Most epoxies require mixing one-part resin with one-part hardener. As such, the mixing ratio must be 1:1. 

However, it is possible to miss the ratios, especially when working on a large project involving a lot of epoxy or a large team of workers. 

Failure to follow the correct mixing instructions may cause hardening problems, including the material failing to cure. However, paying careful attention to these instructions should prevent this problem. 

The video below describes the common problems with an epoxy floor coating

Frequently Asked Questions-FAQs

Why is my epoxy floor still sticky?

The probable reason why your epoxy floor is still sticky is inappropriately mixed liquids. Your epoxy floor could be sticky if you did not mix the liquids properly enough or used the wrong ratio.

The epoxy floor’s stickiness can also result from the residue from the mixing bucket. If you turn over and leave your mixing bucket on the floor to empty after applying the coat, the area can remain sticky.

Why is my epoxy garage floor peeling?

Your epoxy garage floor may peel when it is acidly etched. If you fail to remove the acid effectively, a thin layer of loose concrete dust results on the top of your concrete slab. Upon applying the epoxy coating, it bonds with the dust on the concrete, causing the peeling of the floor.

How long does the epoxy garage floor last?

The epoxy garage floor can last between 2 to10 years with appropriate maintenance. The duration is dependent on the additives you use at the time of application, drop impact, wear from the vehicles in space, and the levels of foot traffic.

Can I recoat my epoxy floor?

Yes. If your epoxy floor is damaged or has lost its sheen, you can recoat it. However, you will need to prepare it before recoating for the new epoxy to adhere adequately. The preparation is pretty simple. Clean the floor with a grease-cutting detergent to eliminate the built thin oil layer to promote the adherence of the new epoxy.

Why do epoxy floors have Flakes?

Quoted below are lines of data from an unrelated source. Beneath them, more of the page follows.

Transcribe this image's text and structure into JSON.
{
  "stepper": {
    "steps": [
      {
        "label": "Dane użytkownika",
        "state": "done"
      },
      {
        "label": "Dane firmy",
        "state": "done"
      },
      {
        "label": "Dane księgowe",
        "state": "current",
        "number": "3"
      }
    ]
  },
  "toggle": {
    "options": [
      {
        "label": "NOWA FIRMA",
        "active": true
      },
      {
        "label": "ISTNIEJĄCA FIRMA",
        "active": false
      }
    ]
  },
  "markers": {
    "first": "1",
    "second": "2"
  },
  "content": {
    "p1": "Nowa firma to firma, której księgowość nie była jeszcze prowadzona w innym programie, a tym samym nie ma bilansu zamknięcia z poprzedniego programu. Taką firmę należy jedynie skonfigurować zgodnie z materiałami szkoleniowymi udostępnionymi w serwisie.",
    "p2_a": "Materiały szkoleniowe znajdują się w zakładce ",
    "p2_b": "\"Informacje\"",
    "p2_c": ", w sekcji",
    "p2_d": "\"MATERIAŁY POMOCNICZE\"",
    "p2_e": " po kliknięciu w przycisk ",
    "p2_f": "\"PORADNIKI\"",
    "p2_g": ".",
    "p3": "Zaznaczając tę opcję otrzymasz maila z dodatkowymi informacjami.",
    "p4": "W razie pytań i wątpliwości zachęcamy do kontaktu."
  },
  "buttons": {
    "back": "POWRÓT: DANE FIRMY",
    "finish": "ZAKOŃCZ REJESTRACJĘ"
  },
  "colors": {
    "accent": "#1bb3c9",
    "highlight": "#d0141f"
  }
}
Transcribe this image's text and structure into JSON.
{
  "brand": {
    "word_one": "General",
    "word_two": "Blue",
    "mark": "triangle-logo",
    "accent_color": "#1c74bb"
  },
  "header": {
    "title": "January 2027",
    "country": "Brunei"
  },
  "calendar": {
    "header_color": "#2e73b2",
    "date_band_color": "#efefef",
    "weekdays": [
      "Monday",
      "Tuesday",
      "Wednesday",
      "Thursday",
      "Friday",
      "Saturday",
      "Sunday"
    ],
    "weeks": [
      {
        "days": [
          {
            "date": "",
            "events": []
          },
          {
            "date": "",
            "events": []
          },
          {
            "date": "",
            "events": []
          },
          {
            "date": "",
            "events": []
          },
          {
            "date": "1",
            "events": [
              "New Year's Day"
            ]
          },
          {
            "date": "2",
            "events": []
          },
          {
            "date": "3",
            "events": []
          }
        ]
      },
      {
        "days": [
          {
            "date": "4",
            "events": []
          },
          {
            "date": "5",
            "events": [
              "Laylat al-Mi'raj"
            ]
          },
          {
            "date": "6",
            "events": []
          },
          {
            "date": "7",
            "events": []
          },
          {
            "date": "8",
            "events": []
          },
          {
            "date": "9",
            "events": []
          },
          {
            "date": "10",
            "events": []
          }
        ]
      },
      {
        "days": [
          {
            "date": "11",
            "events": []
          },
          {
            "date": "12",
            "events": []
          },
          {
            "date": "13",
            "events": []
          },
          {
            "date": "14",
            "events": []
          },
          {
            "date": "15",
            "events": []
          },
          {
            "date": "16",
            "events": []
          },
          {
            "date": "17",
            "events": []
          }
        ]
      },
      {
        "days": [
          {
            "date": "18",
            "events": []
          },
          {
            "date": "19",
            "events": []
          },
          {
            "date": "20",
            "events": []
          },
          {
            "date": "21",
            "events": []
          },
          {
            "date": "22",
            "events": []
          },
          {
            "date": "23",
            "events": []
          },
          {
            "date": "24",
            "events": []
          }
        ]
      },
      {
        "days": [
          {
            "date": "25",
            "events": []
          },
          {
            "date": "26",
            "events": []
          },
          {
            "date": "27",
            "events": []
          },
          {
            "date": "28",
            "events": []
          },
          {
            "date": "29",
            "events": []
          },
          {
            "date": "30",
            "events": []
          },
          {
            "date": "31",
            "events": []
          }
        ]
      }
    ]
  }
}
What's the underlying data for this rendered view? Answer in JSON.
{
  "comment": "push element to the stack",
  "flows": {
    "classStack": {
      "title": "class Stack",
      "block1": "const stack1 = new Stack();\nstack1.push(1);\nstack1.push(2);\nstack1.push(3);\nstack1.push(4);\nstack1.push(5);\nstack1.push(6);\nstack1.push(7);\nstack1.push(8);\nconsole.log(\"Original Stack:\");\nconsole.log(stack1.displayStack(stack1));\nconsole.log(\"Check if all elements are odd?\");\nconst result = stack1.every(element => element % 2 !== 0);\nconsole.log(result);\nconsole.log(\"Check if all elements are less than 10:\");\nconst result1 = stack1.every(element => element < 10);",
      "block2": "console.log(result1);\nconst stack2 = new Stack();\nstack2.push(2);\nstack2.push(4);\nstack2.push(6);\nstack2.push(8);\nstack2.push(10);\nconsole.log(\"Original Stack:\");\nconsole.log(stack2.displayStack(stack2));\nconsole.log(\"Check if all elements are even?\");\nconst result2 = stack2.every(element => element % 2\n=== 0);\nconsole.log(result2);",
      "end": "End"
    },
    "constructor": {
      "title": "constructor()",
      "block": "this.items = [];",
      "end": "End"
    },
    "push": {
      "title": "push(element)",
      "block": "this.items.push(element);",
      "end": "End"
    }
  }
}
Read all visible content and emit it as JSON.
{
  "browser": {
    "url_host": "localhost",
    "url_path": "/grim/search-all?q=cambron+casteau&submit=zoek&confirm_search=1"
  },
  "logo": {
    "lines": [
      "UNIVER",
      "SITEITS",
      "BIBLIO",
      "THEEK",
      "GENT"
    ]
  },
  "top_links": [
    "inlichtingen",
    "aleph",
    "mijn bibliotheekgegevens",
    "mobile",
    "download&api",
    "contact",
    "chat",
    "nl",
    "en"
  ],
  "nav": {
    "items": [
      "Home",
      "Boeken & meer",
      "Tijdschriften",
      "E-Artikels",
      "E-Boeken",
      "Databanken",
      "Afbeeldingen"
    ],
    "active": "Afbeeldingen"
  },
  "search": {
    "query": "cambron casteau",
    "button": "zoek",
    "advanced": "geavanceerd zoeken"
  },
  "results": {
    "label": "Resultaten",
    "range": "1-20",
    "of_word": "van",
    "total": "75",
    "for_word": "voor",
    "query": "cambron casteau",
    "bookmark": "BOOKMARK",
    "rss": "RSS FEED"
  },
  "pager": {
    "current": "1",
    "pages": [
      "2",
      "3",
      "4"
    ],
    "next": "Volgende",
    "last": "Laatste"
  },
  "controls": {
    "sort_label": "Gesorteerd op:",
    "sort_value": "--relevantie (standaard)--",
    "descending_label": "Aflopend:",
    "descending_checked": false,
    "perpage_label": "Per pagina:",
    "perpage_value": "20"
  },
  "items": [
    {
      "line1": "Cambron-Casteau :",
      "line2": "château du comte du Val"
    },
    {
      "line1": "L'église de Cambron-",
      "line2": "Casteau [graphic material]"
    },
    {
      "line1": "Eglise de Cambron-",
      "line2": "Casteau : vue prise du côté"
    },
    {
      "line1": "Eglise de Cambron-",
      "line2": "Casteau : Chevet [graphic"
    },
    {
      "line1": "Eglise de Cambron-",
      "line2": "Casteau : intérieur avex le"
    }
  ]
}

The epoxy floors may have flakes due to improper adherence to the concrete. If you install your epoxy floor over concrete that has not had enough time to cure, the epoxy will not adhere to the concrete. The practice implies that the epoxy cannot effectively bond with the concrete, resulting in flakes and bubbles.


While Rustoleum garage floor epoxy problems may be many, each of them is avoidable. All you need to do is identify the potential causes of the problem and watch out for them when applying the coating on your floor.

This article examines each problem and provides a detailed explanation of its common causes. We hope this helps you avoid the problems and save you from the trouble of fixing them after occurring.